There was a time when it was billed as the next big stag-do destination, until via a grainy Skype interview with Channel 4 News it emerged that the late king literally did lock up his daughters, so make no mistake, these guys need this.

Of course, the leaders of the free world need no convincing of the virtues of a nation that still beheads bloggers in public and bans women from driving, so quick were they to fall over one another in mourning the death of the Grand Executioner in Chief, King Abdullah bin Abdulaziz al Saud last week, but the wider global public clearly remains unconvinced.

What better chance, then, to reboot ones image than an Olympic opening ceremony? It was the deliberate pursuit of joyous international disbelief that forced our own octogenarian monarch to leap from a helicopter in the Stratford sky not long ago.

Similar Saudi-shaped hilarity could be far more simply achieved. Such jaw-dropping disbelief could be delivered merely at the sight of a young lady driving into the stadium at the wheel of a Nissan Micra, her be-burka’d bonce jovially lopped off as two strategically-placed misogynist princes spontaneously combust at the shame of it all, the Olympic cauldron is lit and the Games are on.

Other interesting challenges would present themselves too.

Pity the poor Saudi gamesmaker whose job it is to run after Usain Bolt as he sprints over an international border on the hunt for the Swedish ladies handballers. And even he might find, given the gulf that divides the nations, that Michael Phelps had got there first.

At least the consultant prince did acknowledge further “cultural constraints” that might make his project difficult.

Saudi Arabia, he said, “has a hard time accepting that women can compete in sports, especially in swimming. Wearing sports clothing in public is not really allowed.

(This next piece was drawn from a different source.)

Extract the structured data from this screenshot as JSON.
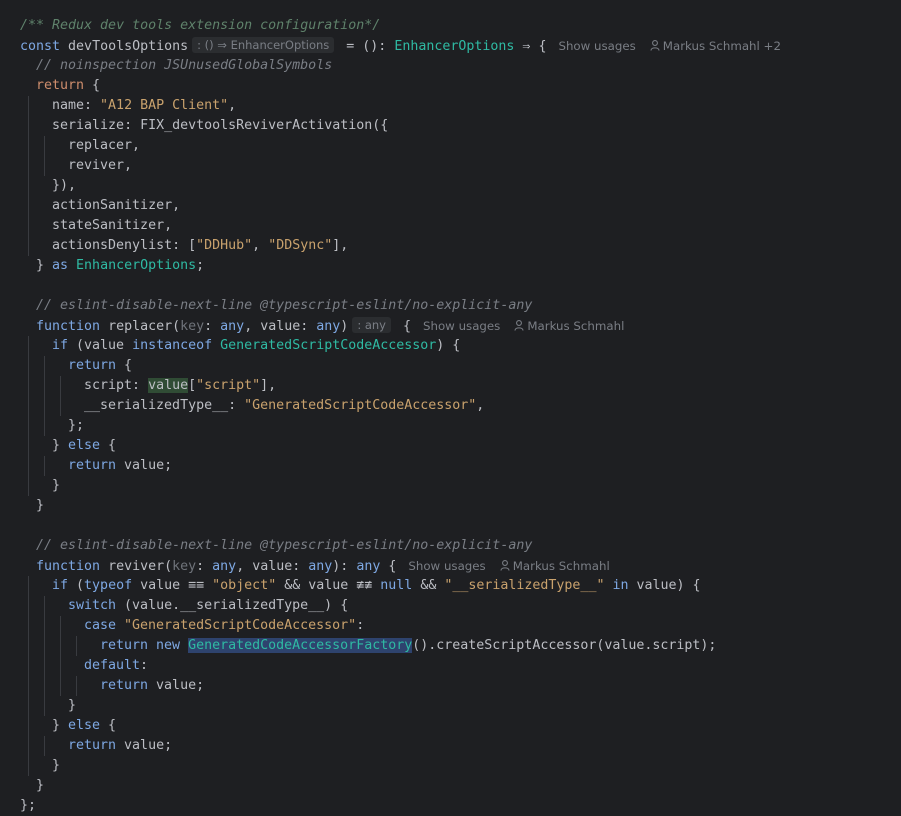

For these cultural reasons, it is difficult to bid for certain big international events.”

There are wider reasons it might find the whole thing a bit of a struggle. As host nation, the Saudis would be expected to enter competitors in every single one of the Games’ 302 events. This would mark a quite significant departure from the grand total of two women it has ever sent to any Olympics (one a judoka eliminated from London 2012 in just over a minute, the other an 800m runner who raced round the track in hijab and appropriately baggy clothing, losing by just under a minute).

The intersection between international sports and human rights tends to contort itself into a moral maze with only the gentlest prompting. Given the readiness with which the sporting world is currently snuggling into the cosy expansionist clutches of the Middle Eastern oil men, perhaps we shouldn’t be surprised at the consultant prince’s audacity. At least the IOC were refreshingly straightforward about it.

Saudi Arabian women might be a lap behind on the running track, but their leaders are still in the Dark Ages, with their heads firmly stuck in the only place where the desert sun doesn’t shine. They are whole centuries of change from having the Olympic flame burn anywhere near them.

L’Oréal v Just For Men was surely worth a punt

Even by the standards of modern football, can there ever have been a quarter of a million quid more easily earned? David Ginola stood behind a sign for an attention-seeking bookmaker, told the world of his intention to run for Fifa president, never came even moderately close to convincing anyone who mattered to back him, then brought his campaign to an end.

Luis Figo, at least, is still hanging in there and it’s a pity really that the face of L’Oréal  won’t be giving the hair of Just For Men a run for his money.